**EXERCISE**
Could each record be restated word for word?

▬▬▬

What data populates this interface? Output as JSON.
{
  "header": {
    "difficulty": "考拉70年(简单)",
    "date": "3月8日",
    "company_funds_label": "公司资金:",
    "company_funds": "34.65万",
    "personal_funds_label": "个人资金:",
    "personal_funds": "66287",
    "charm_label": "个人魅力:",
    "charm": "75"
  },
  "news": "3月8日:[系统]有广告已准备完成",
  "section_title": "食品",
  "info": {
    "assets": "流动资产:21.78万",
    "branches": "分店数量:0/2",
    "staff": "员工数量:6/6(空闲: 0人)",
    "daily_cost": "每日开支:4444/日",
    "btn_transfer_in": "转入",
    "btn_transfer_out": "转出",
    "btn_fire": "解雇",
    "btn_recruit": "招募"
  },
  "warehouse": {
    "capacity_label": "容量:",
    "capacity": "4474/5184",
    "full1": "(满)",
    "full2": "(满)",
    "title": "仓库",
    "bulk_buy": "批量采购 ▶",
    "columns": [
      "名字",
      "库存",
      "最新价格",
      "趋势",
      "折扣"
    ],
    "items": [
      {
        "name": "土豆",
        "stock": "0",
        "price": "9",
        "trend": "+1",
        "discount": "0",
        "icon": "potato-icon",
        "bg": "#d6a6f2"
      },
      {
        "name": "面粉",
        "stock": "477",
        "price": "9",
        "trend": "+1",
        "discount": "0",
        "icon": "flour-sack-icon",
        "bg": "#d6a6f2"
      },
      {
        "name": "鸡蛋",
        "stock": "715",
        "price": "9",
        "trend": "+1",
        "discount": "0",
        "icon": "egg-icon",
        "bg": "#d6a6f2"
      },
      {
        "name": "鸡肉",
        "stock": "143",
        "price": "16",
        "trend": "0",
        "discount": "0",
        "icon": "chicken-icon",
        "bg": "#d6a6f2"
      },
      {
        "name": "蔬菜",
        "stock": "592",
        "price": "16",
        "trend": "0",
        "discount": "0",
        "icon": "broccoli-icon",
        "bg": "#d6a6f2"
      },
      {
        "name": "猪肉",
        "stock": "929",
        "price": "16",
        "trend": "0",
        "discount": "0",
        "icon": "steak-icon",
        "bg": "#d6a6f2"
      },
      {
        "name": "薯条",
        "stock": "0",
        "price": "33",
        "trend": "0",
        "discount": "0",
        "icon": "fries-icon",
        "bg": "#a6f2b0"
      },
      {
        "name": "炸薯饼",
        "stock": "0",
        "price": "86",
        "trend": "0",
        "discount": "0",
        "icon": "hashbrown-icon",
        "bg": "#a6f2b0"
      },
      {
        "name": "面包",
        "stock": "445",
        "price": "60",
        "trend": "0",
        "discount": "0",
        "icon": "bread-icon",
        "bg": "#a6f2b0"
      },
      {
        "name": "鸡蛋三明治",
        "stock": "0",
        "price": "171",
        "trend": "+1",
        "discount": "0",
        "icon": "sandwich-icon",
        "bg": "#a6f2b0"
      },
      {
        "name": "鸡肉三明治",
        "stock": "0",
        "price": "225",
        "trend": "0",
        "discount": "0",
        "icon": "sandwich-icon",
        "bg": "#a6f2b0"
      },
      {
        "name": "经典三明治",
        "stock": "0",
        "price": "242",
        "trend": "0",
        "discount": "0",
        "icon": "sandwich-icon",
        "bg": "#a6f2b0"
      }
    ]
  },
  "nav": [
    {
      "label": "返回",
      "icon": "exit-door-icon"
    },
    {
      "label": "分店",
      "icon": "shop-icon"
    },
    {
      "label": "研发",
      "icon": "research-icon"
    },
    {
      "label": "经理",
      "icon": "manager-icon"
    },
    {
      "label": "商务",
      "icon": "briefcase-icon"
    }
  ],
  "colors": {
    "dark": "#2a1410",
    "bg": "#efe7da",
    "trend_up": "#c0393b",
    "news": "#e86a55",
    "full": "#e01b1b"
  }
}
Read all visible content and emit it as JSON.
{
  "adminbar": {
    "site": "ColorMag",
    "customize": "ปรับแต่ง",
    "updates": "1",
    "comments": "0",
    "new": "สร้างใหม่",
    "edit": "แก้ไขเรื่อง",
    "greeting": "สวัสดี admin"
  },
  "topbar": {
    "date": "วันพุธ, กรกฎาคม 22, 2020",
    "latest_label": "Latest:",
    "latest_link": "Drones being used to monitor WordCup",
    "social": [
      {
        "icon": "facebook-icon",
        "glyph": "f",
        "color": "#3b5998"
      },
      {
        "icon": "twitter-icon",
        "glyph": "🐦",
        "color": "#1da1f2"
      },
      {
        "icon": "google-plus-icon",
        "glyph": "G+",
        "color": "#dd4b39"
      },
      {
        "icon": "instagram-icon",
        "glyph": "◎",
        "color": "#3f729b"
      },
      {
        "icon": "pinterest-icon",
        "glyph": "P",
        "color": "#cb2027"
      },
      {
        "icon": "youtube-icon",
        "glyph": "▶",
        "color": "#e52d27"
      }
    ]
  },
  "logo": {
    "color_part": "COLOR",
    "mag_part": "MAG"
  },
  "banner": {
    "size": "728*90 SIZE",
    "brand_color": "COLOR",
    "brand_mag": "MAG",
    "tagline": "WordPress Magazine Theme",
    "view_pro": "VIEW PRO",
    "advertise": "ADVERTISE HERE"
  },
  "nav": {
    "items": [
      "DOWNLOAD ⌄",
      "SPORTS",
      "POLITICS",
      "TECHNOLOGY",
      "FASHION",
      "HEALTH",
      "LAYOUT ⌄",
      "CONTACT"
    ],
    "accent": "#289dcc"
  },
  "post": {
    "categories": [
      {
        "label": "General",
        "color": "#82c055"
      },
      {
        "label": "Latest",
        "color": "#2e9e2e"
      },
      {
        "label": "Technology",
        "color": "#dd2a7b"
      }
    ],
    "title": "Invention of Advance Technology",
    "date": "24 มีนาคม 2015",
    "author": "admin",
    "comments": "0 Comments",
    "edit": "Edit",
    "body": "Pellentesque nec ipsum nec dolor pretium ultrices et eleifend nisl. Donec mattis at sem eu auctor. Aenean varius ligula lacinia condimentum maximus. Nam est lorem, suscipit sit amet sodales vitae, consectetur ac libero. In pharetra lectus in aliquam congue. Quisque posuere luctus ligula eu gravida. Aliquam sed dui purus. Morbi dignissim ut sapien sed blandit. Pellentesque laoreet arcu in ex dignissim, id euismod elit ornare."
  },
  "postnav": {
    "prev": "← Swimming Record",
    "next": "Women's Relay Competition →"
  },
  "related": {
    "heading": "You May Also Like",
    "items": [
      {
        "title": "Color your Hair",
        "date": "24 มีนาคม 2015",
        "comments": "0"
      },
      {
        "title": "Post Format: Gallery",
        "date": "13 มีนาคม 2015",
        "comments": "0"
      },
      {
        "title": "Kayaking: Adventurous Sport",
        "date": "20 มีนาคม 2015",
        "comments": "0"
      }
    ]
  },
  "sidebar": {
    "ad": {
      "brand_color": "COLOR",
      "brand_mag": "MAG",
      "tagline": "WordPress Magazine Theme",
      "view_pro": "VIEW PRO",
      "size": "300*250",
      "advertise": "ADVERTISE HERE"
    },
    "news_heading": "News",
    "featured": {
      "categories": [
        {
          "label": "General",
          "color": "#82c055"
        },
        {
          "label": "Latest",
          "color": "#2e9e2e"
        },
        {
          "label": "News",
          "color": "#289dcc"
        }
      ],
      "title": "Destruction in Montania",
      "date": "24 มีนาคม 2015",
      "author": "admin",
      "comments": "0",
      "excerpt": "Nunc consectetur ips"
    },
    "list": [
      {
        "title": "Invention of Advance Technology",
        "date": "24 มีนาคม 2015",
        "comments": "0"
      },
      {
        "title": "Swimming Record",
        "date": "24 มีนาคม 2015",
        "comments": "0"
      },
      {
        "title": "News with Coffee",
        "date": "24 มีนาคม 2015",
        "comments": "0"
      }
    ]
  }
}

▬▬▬

**TASK ANSWER**
What data populates this interface? Output as JSON.
{
  "header": {
    "difficulty": "考拉70年(简单)",
    "date": "3月8日",
    "company_funds_label": "公司资金:",
    "company_funds": "34.65万",
    "personal_funds_label": "个人资金:",
    "personal_funds": "66287",
    "charm_label": "个人魅力:",
    "charm": "75"
  },
  "news": "3月8日:[系统]有广告已准备完成",
  "section_title": "食品",
  "info": {
    "assets": "流动资产:21.78万",
    "branches": "分店数量:0/2",
    "staff": "员工数量:6/6(空闲: 0人)",
    "daily_cost": "每日开支:4444/日",
    "btn_transfer_in": "转入",
    "btn_transfer_out": "转出",
    "btn_fire": "解雇",
    "btn_recruit": "招募"
  },
  "warehouse": {
    "capacity_label": "容量:",
    "capacity": "4474/5184",
    "full1": "(满)",
    "full2": "(满)",
    "title": "仓库",
    "bulk_buy": "批量采购 ▶",
    "columns": [
      "名字",
      "库存",
      "最新价格",
      "趋势",
      "折扣"
    ],
    "items": [
      {
        "name": "土豆",
        "stock": "0",
        "price": "9",
        "trend": "+1",
        "discount": "0",
        "icon": "potato-icon",
        "bg": "#d6a6f2"
      },
      {
        "name": "面粉",
        "stock": "477",
        "price": "9",
        "trend": "+1",
        "discount": "0",
        "icon": "flour-sack-icon",
        "bg": "#d6a6f2"
      },
      {
        "name": "鸡蛋",
        "stock": "715",
        "price": "9",
        "trend": "+1",
        "discount": "0",
        "icon": "egg-icon",
        "bg": "#d6a6f2"
      },
      {
        "name": "鸡肉",
        "stock": "143",
        "price": "16",
        "trend": "0",
        "discount": "0",
        "icon": "chicken-icon",
        "bg": "#d6a6f2"
      },
      {
        "name": "蔬菜",
        "stock": "592",
        "price": "16",
        "trend": "0",
        "discount": "0",
        "icon": "broccoli-icon",
        "bg": "#d6a6f2"
      },
      {
        "name": "猪肉",
        "stock": "929",
        "price": "16",
        "trend": "0",
        "discount": "0",
        "icon": "steak-icon",
        "bg": "#d6a6f2"
      },
      {
        "name": "薯条",
        "stock": "0",
        "price": "33",
        "trend": "0",
        "discount": "0",
        "icon": "fries-icon",
        "bg": "#a6f2b0"
      },
      {
        "name": "炸薯饼",
        "stock": "0",
        "price": "86",
        "trend": "0",
        "discount": "0",
        "icon": "hashbrown-icon",
        "bg": "#a6f2b0"
      },
      {
        "name": "面包",
        "stock": "445",
        "price": "60",
        "trend": "0",
        "discount": "0",
        "icon": "bread-icon",
        "bg": "#a6f2b0"
      },
      {
        "name": "鸡蛋三明治",
        "stock": "0",
        "price": "171",
        "trend": "+1",
        "discount": "0",
        "icon": "sandwich-icon",
        "bg": "#a6f2b0"
      },
      {
        "name": "鸡肉三明治",
        "stock": "0",
        "price": "225",
        "trend": "0",
        "discount": "0",
        "icon": "sandwich-icon",
        "bg": "#a6f2b0"
      },
      {
        "name": "经典三明治",
        "stock": "0",
        "price": "242",
        "trend": "0",
        "discount": "0",
        "icon": "sandwich-icon",
        "bg": "#a6f2b0"
      }
    ]
  },
  "nav": [
    {
      "label": "返回",
      "icon": "exit-door-icon"
    },
    {
      "label": "分店",
      "icon": "shop-icon"
    },
    {
      "label": "研发",
      "icon": "research-icon"
    },
    {
      "label": "经理",
      "icon": "manager-icon"
    },
    {
      "label": "商务",
      "icon": "briefcase-icon"
    }
  ],
  "colors": {
    "dark": "#2a1410",
    "bg": "#efe7da",
    "trend_up": "#c0393b",
    "news": "#e86a55",
    "full": "#e01b1b"
  }
}
Read all visible content and emit it as JSON.
{
  "adminbar": {
    "site": "ColorMag",
    "customize": "ปรับแต่ง",
    "updates": "1",
    "comments": "0",
    "new": "สร้างใหม่",
    "edit": "แก้ไขเรื่อง",
    "greeting": "สวัสดี admin"
  },
  "topbar": {
    "date": "วันพุธ, กรกฎาคม 22, 2020",
    "latest_label": "Latest:",
    "latest_link": "Drones being used to monitor WordCup",
    "social": [
      {
        "icon": "facebook-icon",
        "glyph": "f",
        "color": "#3b5998"
      },
      {
        "icon": "twitter-icon",
        "glyph": "🐦",
        "color": "#1da1f2"
      },
      {
        "icon": "google-plus-icon",
        "glyph": "G+",
        "color": "#dd4b39"
      },
      {
        "icon": "instagram-icon",
        "glyph": "◎",
        "color": "#3f729b"
      },
      {
        "icon": "pinterest-icon",
        "glyph": "P",
        "color": "#cb2027"
      },
      {
        "icon": "youtube-icon",
        "glyph": "▶",
        "color": "#e52d27"
      }
    ]
  },
  "logo": {
    "color_part": "COLOR",
    "mag_part": "MAG"
  },
  "banner": {
    "size": "728*90 SIZE",
    "brand_color": "COLOR",
    "brand_mag": "MAG",
    "tagline": "WordPress Magazine Theme",
    "view_pro": "VIEW PRO",
    "advertise": "ADVERTISE HERE"
  },
  "nav": {
    "items": [
      "DOWNLOAD ⌄",
      "SPORTS",
      "POLITICS",
      "TECHNOLOGY",
      "FASHION",
      "HEALTH",
      "LAYOUT ⌄",
      "CONTACT"
    ],
    "accent": "#289dcc"
  },
  "post": {
    "categories": [
      {
        "label": "General",
        "color": "#82c055"
      },
      {
        "label": "Latest",
        "color": "#2e9e2e"
      },
      {
        "label": "Technology",
        "color": "#dd2a7b"
      }
    ],
    "title": "Invention of Advance Technology",
    "date": "24 มีนาคม 2015",
    "author": "admin",
    "comments": "0 Comments",
    "edit": "Edit",
    "body": "Pellentesque nec ipsum nec dolor pretium ultrices et eleifend nisl. Donec mattis at sem eu auctor. Aenean varius ligula lacinia condimentum maximus. Nam est lorem, suscipit sit amet sodales vitae, consectetur ac libero. In pharetra lectus in aliquam congue. Quisque posuere luctus ligula eu gravida. Aliquam sed dui purus. Morbi dignissim ut sapien sed blandit. Pellentesque laoreet arcu in ex dignissim, id euismod elit ornare."
  },
  "postnav": {
    "prev": "← Swimming Record",
    "next": "Women's Relay Competition →"
  },
  "related": {
    "heading": "You May Also Like",
    "items": [
      {
        "title": "Color your Hair",
        "date": "24 มีนาคม 2015",
        "comments": "0"
      },
      {
        "title": "Post Format: Gallery",
        "date": "13 มีนาคม 2015",
        "comments": "0"
      },
      {
        "title": "Kayaking: Adventurous Sport",
        "date": "20 มีนาคม 2015",
        "comments": "0"
      }
    ]
  },
  "sidebar": {
    "ad": {
      "brand_color": "COLOR",
      "brand_mag": "MAG",
      "tagline": "WordPress Magazine Theme",
      "view_pro": "VIEW PRO",
      "size": "300*250",
      "advertise": "ADVERTISE HERE"
    },
    "news_heading": "News",
    "featured": {
      "categories": [
        {
          "label": "General",
          "color": "#82c055"
        },
        {
          "label": "Latest",
          "color": "#2e9e2e"
        },
        {
          "label": "News",
          "color": "#289dcc"
        }
      ],
      "title": "Destruction in Montania",
      "date": "24 มีนาคม 2015",
      "author": "admin",
      "comments": "0",
      "excerpt": "Nunc consectetur ips"
    },
    "list": [
      {
        "title": "Invention of Advance Technology",
        "date": "24 มีนาคม 2015",
        "comments": "0"
      },
      {
        "title": "Swimming Record",
        "date": "24 มีนาคม 2015",
        "comments": "0"
      },
      {
        "title": "News with Coffee",
        "date": "24 มีนาคม 2015",
        "comments": "0"
      }
    ]
  }
}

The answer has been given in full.